Search the data below for the word "your" and copy each line that holds it.

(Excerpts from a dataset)
'''

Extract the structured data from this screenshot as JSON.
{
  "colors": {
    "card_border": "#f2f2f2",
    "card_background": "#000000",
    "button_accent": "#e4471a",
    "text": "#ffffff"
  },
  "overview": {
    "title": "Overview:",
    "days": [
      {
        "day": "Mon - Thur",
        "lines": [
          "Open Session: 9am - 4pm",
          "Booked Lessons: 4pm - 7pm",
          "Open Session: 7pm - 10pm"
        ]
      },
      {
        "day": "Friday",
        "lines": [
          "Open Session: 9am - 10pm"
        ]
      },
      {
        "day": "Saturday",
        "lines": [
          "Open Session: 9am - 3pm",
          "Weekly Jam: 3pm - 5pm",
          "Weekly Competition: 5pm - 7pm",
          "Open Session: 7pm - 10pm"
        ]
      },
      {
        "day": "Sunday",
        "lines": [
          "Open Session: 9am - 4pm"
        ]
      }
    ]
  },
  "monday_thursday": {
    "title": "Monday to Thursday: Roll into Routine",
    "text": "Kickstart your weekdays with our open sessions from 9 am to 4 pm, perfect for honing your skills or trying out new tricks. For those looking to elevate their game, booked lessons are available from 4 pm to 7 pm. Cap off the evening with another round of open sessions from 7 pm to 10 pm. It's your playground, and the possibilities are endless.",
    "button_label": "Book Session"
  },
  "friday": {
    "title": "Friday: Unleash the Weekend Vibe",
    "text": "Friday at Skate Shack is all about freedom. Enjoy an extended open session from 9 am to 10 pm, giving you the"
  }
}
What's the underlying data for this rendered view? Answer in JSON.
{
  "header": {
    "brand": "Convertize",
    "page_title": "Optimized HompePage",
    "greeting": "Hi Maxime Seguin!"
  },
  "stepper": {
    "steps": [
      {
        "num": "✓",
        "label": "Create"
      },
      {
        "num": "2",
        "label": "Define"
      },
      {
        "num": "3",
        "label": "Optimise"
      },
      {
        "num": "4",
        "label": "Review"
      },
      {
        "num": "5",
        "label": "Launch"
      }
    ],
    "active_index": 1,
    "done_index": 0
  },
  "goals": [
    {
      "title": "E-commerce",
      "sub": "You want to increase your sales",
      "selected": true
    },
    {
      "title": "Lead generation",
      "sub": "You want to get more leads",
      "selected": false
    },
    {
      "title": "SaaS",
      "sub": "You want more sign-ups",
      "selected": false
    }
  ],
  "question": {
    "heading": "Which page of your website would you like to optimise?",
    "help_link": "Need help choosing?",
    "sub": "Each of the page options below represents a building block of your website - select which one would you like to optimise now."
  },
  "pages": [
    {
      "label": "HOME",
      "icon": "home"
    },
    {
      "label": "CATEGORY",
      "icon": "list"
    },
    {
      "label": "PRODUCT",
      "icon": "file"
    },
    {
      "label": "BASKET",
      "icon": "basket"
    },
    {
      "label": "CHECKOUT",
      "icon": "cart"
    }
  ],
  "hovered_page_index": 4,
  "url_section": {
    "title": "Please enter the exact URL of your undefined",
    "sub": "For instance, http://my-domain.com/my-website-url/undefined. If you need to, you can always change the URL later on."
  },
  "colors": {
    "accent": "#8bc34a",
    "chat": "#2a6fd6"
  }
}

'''

- **Solution to this problem**:
    "text": "Kickstart your weekdays with our open sessions from 9 am to 4 pm, perfect for honing your skills or trying out new tricks. For those looking to elevate their game, booked lessons are available from 4 pm to 7 pm. Cap off the evening with another round of open sessions from 7 pm to 10 pm. It's your playground, and the possibilities are endless.",
      "sub": "You want to increase your sales",
    "heading": "Which page of your website would you like to optimise?",
    "sub": "Each of the page options below represents a building block of your website - select which one would you like to optimise now."
    "title": "Please enter the exact URL of your undefined",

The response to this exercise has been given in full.